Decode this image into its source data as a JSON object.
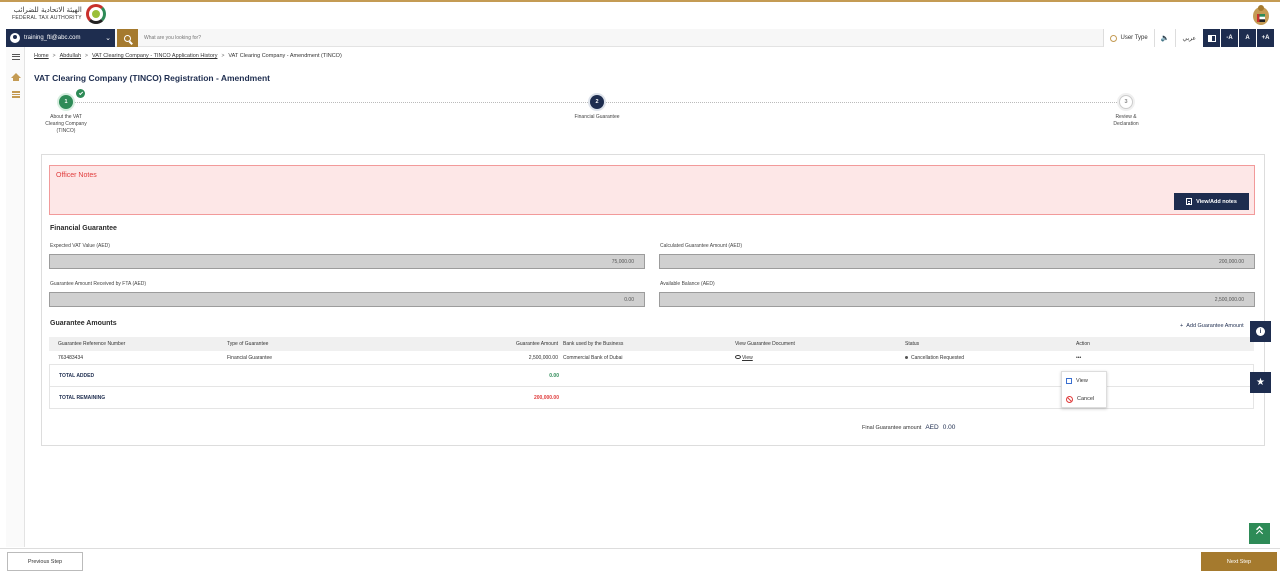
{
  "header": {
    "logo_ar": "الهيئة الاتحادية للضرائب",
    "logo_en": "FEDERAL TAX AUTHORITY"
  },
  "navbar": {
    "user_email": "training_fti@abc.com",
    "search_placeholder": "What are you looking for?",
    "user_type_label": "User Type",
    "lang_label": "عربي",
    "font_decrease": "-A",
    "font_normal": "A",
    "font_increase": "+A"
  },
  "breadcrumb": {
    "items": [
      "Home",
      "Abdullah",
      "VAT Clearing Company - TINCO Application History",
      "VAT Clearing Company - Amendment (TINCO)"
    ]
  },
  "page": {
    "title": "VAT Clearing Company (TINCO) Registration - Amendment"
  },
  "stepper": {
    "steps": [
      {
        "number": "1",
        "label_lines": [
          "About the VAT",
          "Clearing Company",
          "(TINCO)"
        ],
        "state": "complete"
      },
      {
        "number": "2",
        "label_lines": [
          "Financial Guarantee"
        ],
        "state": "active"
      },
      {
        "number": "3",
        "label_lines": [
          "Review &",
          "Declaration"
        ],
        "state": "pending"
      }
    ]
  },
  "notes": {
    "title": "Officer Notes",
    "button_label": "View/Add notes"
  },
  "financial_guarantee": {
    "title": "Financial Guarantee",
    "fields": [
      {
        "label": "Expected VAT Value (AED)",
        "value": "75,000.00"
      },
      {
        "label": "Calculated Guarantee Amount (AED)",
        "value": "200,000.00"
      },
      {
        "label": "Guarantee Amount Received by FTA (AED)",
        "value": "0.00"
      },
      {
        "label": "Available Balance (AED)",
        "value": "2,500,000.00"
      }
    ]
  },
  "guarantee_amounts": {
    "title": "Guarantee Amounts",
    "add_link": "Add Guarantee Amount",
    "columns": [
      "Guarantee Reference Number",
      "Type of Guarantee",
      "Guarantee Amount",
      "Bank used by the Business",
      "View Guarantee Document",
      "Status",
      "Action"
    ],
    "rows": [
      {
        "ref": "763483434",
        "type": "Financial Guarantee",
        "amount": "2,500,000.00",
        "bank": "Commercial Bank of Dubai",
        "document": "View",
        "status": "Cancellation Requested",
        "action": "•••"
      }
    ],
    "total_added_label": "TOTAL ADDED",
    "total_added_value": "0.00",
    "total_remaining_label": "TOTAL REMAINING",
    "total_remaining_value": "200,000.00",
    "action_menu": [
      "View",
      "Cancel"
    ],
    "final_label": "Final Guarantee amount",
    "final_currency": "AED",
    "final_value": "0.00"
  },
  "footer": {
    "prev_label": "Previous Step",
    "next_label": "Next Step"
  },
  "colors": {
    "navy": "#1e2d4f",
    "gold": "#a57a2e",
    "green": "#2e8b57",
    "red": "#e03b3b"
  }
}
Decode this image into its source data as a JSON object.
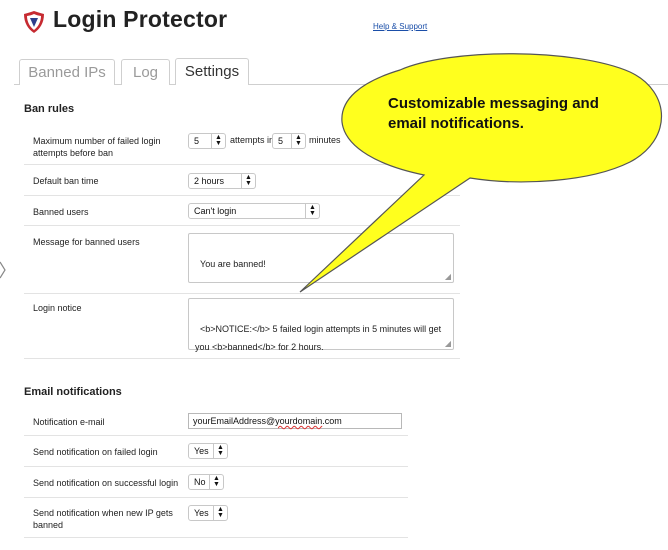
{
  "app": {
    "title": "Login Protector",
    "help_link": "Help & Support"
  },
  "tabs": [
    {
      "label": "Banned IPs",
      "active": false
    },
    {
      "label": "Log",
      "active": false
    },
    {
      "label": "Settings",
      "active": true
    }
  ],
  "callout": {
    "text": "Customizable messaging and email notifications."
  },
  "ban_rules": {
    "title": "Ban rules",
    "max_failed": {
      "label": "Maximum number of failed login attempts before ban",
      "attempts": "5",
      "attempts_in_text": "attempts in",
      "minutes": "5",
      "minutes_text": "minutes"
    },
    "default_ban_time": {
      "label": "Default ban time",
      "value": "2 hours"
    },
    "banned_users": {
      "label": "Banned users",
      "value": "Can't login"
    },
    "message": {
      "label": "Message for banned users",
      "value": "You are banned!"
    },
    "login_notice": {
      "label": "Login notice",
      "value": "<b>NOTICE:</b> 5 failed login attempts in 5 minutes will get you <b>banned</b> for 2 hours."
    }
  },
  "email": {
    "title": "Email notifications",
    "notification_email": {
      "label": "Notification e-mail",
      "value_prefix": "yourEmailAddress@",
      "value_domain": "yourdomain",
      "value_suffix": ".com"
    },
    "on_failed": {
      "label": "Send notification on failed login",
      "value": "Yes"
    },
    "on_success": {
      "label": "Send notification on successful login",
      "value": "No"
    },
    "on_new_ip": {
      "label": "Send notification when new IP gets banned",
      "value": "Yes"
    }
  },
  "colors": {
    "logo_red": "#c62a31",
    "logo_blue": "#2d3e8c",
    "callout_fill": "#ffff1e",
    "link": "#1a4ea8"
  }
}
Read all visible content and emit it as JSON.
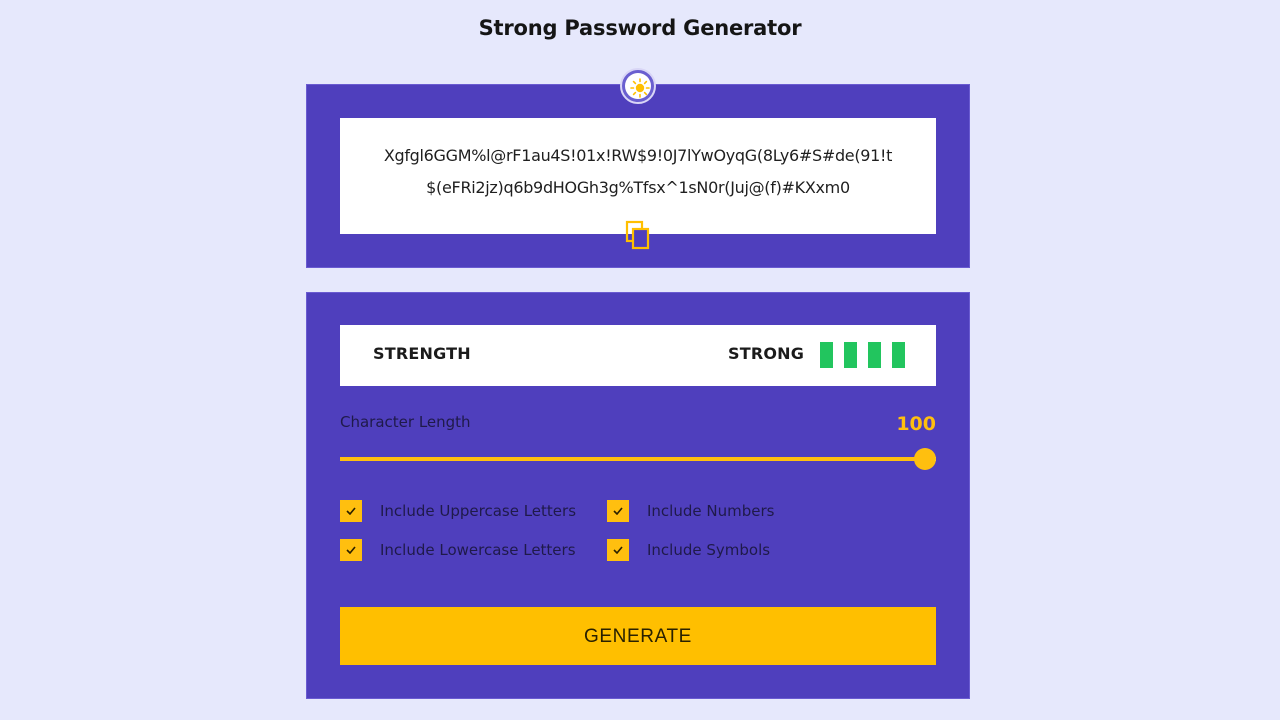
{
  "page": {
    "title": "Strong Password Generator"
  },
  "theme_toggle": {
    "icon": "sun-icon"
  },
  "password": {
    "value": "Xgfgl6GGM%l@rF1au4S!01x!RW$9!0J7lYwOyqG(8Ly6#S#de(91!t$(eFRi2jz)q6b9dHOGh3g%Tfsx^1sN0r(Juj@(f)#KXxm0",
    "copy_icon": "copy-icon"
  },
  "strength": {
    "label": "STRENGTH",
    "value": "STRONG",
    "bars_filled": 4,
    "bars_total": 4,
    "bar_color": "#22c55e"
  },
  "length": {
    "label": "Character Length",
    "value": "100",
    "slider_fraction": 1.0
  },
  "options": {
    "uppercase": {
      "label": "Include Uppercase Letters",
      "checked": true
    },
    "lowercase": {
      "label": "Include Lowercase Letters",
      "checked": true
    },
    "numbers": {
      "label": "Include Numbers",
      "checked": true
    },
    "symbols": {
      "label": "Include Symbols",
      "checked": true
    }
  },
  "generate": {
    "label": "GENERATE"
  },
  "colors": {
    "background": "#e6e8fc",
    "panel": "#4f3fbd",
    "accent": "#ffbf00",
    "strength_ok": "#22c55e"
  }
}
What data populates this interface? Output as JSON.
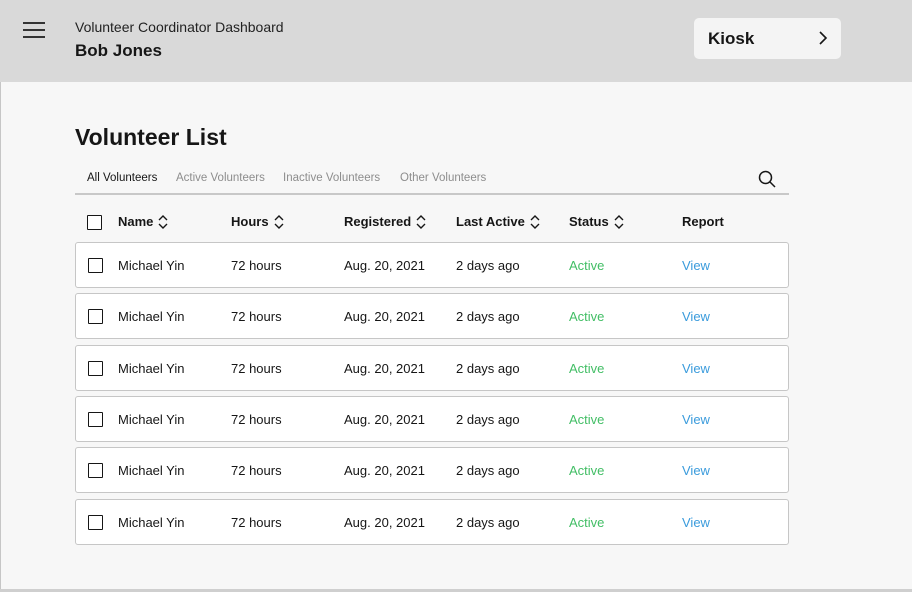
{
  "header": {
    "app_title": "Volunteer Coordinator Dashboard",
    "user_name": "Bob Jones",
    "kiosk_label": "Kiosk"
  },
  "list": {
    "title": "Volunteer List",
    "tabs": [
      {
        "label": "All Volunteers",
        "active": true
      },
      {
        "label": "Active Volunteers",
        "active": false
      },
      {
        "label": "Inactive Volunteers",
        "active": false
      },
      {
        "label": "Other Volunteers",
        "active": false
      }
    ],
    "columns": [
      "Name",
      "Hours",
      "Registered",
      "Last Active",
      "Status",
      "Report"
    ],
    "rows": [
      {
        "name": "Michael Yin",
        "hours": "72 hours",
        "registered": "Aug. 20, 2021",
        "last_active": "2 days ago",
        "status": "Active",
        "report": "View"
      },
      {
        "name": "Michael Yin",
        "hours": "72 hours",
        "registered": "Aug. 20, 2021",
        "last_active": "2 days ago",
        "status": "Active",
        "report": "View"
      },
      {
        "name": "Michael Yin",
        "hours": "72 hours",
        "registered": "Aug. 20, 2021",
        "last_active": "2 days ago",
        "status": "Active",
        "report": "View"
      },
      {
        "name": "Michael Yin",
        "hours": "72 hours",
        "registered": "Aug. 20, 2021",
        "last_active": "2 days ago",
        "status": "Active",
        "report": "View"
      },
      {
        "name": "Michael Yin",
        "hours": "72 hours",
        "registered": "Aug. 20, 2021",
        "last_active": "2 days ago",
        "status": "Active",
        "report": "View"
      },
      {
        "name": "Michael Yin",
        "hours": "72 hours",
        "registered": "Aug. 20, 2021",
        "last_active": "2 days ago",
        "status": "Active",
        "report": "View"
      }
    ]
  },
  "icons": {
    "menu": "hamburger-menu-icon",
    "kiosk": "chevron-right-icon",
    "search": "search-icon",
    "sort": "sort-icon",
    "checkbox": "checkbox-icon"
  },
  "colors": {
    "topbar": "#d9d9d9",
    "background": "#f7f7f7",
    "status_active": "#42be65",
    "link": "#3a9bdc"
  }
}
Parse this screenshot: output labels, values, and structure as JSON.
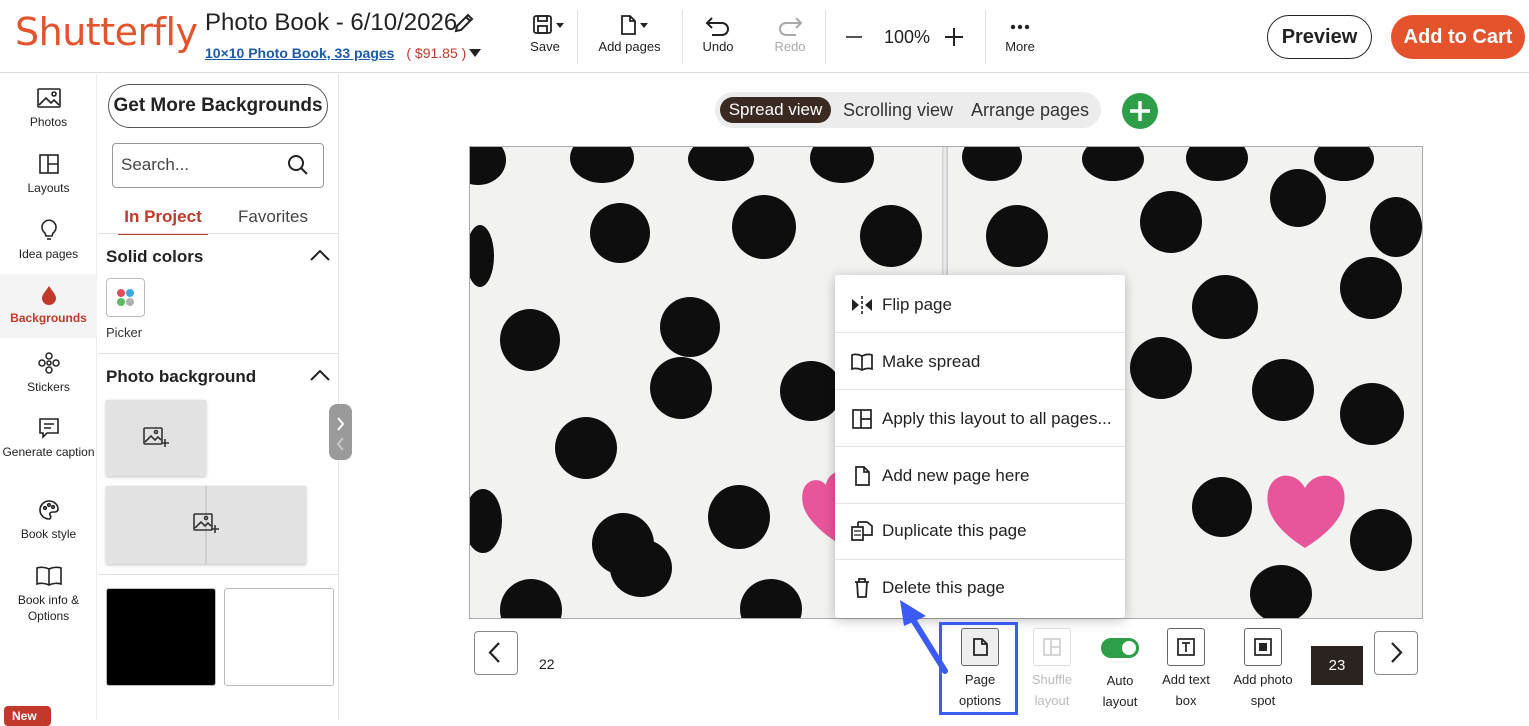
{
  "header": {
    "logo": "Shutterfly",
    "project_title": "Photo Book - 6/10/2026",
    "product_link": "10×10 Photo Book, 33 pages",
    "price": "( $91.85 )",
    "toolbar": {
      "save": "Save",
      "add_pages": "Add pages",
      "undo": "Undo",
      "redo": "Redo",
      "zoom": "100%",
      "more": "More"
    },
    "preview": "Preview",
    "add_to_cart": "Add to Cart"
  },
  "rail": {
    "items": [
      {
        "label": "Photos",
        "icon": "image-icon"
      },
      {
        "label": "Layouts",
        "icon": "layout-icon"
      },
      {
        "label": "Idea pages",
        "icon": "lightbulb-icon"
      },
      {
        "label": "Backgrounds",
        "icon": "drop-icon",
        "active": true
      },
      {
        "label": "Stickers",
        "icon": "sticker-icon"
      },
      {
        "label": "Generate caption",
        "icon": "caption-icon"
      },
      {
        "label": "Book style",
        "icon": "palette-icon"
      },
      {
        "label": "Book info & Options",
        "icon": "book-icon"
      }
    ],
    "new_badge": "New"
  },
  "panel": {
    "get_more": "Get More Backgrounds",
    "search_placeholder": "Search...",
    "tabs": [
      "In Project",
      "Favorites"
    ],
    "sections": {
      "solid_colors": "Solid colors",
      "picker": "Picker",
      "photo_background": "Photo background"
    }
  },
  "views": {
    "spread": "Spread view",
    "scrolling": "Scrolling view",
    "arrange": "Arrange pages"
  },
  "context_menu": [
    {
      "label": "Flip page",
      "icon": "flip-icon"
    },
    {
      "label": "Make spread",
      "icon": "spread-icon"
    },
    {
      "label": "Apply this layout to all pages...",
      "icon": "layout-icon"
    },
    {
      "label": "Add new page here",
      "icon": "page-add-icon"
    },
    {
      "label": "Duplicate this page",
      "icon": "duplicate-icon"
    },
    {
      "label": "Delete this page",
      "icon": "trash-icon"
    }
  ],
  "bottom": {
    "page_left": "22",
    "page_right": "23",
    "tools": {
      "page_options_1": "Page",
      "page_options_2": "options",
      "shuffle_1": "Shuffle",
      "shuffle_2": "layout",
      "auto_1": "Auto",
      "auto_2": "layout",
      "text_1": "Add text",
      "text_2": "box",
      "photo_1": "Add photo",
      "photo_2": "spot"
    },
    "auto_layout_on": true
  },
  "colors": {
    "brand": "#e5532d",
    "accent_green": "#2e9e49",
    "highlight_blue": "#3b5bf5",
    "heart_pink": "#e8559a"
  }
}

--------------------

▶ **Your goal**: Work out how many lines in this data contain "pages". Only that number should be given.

▶ **Task output**: 5